Nothing frustrates me more than having an implant show up in my office that's in the wrong place. Here is a case that showed up on my doorstep the other day that I had to bat clean up on. As you can see the implant in the #20 site is angled to the lingual too much to allow for the crown to be in proper alignment.

Normally I would restore an implant with a zirconium abutment. But with the ridge lap that was not an option. So I needed to send it to the lab for a metal abutment capable of handling the unsupported load. I sent the case to the Winter Lab for their opinion on the best abutment choices.

In discussing the case with Veronica McPeak at the lab, we came up with two solutions, well three if you include removing the newly placed implant and reposition it to a more ideal position. The first wax up would keep everything centered over the implant.

Note the arch wire on the lower anterior teeth. This patient went through ortho. I don’t think she would like to have her new tooth be crooked. So we looked at option two: A ridge lap abutment with the crown then positioned in a more ideal location from an esthetic standpoint.

I discussed the options with the patient and made sure she new that with the ridge lap version the forces would not be loading directly over the implant and that if we saw bone loss we would then remove the implant and place a new one after site development.

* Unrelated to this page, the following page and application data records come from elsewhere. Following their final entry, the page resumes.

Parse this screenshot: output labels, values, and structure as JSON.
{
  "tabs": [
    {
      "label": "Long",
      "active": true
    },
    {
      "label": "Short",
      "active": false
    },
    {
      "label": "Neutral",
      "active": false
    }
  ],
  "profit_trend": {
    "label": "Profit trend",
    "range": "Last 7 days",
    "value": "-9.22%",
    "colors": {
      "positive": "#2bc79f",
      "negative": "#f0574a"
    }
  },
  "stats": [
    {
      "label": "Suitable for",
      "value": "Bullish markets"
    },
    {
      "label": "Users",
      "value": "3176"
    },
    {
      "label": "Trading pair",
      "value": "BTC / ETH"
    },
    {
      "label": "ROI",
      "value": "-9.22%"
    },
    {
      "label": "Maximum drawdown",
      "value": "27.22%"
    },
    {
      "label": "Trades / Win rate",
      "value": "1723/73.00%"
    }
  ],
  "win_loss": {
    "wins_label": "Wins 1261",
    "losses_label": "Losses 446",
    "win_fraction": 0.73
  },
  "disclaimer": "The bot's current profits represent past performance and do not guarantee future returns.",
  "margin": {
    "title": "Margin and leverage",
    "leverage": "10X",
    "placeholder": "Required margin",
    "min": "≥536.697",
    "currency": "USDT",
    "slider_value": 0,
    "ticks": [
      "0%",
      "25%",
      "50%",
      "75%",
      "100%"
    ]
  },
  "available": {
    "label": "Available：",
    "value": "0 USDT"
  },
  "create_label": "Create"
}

She wanted to proceed with the ridge lap abutment design.

So how do we avoid this? There were two big mistakes the surgeon made in this case. They did not do a diagnostic wax up to determine where the crown needed to be and then they didn’t transfer this wax up to the mouth for a CBCT to determine if there was adequate bone to place the implant in the proper place. To transfer you do a suck down and then at the proposed tooth, place acrylic mixed with a radiopaque material. This allows you to visualize where the proposed restoration will be in relation to the bone. The real kicker is this surgeon has a CBCT; however, in his narrative he stated there was no need to take one. Obviously there was.

In this case with a little GBR the implant could have been placed for optimum restoration. The option was never given to the patient which led to a much more expensive restorative process for her. Not to mention the possibility of the need for implant removal and replacement in the future.

A little planning goes a long way when it comes to implant placement and restoration.

Darin O’Bryan, DDS [ www.onemorereasontosmile.com ]

Comments

Commenter's Profile Image Adam Jones DMD
October 11th, 2012
Another great material that works great if your in a jam and need something opaque is Blu Mousse. Great post and enjoyed reading it.
Commenter's Profile Image Cheri
October 11th, 2012
Thank goodness she came to the right restorative dentist !!!
Commenter's Profile Image Blane J. Nasveschuk, DMD- Implant And General Dentistry Of Vermont
November 3rd, 2012
The risk of poor implant location was higher when implants were placed "free hand" and with out surgcal guides. Knowledge of the exact location of the final tooth position is necessary for successful implant treatment. A guide helps the surgeon to locate the implant properly. However, fabrication of a guide from a "wax up" on stone models was time consuming and expensive. These days, Galileos 3D Cone Beam imaging integrated with CEREC virtual restorative planning allows fabrication of a surgical guide for precise positioning of the implant body for restorations having optimal support, function and appearance. Use of today's technology, applied with the skill and judgement makes restorative complications much less likely. Nice illustration of problem that should be less frequent than it is!